Items listed in a dataset:
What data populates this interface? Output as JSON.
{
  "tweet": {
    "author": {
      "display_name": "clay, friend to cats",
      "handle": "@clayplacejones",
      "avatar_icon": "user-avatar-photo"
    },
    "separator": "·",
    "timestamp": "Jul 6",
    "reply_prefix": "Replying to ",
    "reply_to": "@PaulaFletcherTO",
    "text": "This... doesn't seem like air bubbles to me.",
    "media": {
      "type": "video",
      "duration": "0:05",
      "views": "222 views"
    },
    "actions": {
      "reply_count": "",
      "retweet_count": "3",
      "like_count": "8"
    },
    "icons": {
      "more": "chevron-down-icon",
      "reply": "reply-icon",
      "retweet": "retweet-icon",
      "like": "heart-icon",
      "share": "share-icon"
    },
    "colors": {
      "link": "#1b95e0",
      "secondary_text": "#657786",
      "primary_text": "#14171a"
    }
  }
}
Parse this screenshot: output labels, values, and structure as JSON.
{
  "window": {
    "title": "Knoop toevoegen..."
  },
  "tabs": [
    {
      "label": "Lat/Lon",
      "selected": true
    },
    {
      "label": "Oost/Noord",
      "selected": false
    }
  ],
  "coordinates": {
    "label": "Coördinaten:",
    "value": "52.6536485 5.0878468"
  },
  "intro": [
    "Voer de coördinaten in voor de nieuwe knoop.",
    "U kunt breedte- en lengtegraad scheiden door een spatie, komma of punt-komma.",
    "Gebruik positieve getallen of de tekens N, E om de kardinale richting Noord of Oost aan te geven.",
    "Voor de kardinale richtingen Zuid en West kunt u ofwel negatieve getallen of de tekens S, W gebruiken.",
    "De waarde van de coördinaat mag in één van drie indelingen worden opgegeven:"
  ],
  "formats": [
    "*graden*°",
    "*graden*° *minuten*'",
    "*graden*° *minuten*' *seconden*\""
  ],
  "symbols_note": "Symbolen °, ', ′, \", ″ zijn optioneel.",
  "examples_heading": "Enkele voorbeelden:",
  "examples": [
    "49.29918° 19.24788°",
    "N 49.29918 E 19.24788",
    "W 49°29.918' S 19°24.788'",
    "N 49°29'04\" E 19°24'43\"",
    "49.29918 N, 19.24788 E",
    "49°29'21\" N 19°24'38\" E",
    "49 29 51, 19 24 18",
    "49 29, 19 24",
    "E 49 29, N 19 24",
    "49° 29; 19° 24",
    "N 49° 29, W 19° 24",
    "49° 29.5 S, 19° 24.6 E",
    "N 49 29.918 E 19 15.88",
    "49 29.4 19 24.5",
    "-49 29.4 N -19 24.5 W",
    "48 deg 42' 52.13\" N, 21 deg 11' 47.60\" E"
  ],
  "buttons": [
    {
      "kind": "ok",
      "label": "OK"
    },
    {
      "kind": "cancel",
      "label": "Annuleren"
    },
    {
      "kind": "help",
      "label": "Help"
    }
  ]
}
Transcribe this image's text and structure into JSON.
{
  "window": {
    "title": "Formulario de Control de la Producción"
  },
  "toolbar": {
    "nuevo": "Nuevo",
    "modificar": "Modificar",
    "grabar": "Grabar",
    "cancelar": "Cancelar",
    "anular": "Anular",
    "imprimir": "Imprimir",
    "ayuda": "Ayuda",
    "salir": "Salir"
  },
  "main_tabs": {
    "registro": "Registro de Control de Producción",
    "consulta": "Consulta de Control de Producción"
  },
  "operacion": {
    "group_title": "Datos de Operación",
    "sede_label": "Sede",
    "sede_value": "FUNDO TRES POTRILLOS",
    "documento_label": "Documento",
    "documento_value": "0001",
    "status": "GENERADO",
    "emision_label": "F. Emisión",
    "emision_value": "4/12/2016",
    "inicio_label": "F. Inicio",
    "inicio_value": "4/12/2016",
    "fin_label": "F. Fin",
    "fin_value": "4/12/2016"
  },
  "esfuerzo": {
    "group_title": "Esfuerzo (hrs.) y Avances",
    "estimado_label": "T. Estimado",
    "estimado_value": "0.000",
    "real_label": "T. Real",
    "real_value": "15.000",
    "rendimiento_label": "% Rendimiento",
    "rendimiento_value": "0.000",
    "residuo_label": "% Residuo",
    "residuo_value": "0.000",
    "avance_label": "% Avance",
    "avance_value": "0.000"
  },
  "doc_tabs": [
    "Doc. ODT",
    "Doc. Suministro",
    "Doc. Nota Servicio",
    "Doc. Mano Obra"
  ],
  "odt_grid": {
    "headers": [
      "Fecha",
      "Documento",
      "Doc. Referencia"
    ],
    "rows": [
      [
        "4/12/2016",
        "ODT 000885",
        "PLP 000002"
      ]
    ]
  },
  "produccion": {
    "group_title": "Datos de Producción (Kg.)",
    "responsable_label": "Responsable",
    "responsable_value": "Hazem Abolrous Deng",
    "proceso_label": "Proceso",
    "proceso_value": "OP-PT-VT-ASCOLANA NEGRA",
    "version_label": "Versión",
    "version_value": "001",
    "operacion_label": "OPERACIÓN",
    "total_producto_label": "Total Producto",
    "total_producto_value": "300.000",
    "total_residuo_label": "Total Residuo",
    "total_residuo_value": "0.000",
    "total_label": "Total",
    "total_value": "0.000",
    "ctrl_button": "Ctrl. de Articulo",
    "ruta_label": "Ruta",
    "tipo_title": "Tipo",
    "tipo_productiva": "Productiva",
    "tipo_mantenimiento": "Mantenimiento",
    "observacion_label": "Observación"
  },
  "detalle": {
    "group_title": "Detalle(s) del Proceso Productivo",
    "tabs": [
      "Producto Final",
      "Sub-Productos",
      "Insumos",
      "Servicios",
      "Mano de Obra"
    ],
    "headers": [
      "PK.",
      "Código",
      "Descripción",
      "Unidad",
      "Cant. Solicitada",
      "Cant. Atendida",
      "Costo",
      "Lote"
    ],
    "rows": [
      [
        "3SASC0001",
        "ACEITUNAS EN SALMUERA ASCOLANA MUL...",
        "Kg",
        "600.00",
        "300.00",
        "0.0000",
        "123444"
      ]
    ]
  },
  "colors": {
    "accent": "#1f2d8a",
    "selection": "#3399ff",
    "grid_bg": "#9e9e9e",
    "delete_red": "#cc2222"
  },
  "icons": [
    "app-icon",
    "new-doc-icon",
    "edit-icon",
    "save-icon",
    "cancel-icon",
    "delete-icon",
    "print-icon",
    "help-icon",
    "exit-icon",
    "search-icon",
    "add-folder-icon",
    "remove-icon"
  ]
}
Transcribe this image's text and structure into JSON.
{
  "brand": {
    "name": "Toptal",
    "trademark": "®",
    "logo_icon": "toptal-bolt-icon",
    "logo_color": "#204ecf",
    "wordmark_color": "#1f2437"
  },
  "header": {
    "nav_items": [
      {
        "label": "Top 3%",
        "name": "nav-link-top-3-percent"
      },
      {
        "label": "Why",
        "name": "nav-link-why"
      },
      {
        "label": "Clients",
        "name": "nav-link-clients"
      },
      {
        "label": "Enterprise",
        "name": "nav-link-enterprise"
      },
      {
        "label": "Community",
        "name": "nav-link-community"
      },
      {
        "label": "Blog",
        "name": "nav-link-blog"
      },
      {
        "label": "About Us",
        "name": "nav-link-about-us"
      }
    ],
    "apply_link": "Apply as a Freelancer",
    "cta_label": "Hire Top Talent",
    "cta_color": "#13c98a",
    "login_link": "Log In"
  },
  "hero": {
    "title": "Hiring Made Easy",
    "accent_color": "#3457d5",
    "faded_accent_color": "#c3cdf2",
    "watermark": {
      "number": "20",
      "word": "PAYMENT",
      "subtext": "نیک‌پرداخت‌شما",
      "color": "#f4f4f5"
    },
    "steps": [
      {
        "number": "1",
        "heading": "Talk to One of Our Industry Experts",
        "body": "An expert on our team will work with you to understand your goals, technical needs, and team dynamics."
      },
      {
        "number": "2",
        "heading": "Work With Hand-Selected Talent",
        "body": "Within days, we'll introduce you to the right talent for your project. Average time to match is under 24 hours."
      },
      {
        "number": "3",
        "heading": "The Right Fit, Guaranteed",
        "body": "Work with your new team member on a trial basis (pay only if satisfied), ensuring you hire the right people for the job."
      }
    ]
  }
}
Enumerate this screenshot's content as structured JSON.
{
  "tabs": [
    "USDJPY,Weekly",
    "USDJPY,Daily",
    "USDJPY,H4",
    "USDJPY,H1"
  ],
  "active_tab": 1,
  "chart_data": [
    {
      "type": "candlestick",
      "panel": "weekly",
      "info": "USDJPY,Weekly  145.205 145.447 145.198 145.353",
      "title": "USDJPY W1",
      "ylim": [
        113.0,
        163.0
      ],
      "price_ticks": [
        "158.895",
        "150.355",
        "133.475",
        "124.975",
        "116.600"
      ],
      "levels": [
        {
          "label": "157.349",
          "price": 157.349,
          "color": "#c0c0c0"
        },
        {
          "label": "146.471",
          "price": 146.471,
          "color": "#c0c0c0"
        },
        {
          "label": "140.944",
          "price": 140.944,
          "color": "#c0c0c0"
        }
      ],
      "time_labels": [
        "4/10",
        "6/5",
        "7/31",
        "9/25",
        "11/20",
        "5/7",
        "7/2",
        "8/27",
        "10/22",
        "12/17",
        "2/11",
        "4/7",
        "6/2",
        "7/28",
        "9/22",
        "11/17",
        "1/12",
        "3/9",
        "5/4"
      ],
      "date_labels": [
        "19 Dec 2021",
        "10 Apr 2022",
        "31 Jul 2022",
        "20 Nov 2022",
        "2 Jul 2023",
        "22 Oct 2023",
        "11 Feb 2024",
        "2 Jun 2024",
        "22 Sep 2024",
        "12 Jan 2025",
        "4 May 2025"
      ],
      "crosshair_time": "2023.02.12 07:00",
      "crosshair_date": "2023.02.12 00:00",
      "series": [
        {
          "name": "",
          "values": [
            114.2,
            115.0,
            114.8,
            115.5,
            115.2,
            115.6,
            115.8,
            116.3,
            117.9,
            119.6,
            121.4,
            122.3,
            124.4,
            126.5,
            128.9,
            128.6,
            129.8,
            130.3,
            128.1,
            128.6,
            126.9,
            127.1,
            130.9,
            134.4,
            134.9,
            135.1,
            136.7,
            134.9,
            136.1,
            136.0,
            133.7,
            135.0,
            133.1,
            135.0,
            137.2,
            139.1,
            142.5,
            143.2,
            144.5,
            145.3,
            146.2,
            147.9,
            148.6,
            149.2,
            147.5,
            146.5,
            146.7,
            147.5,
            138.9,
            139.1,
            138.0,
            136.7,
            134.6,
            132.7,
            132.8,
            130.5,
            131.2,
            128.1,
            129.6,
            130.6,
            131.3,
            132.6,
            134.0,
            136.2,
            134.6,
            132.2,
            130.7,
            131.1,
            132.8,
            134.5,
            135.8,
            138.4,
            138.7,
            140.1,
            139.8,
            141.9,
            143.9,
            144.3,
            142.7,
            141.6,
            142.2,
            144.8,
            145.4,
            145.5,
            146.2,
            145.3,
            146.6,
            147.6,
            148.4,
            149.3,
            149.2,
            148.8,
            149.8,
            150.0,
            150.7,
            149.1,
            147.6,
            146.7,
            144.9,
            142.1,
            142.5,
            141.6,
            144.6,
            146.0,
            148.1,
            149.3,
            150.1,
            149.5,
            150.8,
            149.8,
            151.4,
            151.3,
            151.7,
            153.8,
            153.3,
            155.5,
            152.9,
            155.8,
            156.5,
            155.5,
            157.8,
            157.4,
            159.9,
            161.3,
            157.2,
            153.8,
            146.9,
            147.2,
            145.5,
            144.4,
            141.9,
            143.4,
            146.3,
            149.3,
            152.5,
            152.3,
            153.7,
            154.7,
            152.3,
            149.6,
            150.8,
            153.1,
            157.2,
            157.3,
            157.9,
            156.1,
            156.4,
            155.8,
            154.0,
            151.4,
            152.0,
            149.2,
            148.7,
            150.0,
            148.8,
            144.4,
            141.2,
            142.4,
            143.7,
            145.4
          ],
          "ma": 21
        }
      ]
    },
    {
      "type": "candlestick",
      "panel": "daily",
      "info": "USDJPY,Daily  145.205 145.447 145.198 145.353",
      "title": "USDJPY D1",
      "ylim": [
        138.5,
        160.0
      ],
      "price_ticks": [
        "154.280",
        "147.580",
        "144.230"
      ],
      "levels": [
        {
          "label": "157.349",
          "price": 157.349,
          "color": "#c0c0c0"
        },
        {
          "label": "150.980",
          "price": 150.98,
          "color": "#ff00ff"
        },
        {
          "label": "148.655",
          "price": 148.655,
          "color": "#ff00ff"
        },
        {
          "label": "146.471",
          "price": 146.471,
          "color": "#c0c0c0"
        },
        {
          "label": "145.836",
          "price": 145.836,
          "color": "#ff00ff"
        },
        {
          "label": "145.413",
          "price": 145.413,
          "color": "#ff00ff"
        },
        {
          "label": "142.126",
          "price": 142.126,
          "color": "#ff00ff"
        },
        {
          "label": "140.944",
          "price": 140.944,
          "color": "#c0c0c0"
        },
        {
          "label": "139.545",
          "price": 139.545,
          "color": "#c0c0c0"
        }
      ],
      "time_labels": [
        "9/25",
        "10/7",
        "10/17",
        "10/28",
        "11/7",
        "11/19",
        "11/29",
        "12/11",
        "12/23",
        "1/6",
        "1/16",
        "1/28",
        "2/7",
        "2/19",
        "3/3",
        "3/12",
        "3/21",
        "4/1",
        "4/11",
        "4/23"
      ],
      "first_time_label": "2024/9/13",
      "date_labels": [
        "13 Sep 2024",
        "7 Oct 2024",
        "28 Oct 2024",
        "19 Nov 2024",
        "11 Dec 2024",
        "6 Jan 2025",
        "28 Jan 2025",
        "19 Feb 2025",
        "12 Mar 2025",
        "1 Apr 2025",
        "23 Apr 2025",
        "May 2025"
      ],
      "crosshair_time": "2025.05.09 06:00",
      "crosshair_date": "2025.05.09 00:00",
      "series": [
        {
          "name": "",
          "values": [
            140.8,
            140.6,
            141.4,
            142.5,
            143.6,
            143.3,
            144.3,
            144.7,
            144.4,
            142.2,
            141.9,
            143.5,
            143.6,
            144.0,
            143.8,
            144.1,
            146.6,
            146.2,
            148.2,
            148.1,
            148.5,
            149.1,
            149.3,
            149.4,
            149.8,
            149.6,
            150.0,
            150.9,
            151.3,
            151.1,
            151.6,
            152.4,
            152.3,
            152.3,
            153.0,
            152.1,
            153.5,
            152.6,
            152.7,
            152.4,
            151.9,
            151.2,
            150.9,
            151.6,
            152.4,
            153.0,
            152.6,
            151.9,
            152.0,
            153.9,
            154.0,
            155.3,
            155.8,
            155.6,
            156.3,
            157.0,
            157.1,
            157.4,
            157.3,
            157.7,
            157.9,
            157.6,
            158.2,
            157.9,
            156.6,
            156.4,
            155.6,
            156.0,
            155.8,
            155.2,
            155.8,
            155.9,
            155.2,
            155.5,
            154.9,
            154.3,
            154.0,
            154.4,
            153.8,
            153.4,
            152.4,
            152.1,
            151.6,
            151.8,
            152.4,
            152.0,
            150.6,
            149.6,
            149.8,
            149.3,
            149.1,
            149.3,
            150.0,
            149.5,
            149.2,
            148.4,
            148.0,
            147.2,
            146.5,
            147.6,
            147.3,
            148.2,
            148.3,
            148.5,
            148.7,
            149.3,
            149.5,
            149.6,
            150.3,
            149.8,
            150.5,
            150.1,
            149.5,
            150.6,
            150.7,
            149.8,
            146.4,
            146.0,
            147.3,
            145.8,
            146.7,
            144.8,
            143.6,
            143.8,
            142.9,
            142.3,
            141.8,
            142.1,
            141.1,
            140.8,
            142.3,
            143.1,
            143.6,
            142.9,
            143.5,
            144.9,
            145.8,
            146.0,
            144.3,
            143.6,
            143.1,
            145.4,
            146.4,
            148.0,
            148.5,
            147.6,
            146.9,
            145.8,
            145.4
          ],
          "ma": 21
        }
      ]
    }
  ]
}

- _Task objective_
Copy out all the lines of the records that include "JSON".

- _Task output_
What data populates this interface? Output as JSON.
Parse this screenshot: output labels, values, and structure as JSON.
Transcribe this image's text and structure into JSON.
Transcribe this image's text and structure into JSON.
Enumerate this screenshot's content as structured JSON.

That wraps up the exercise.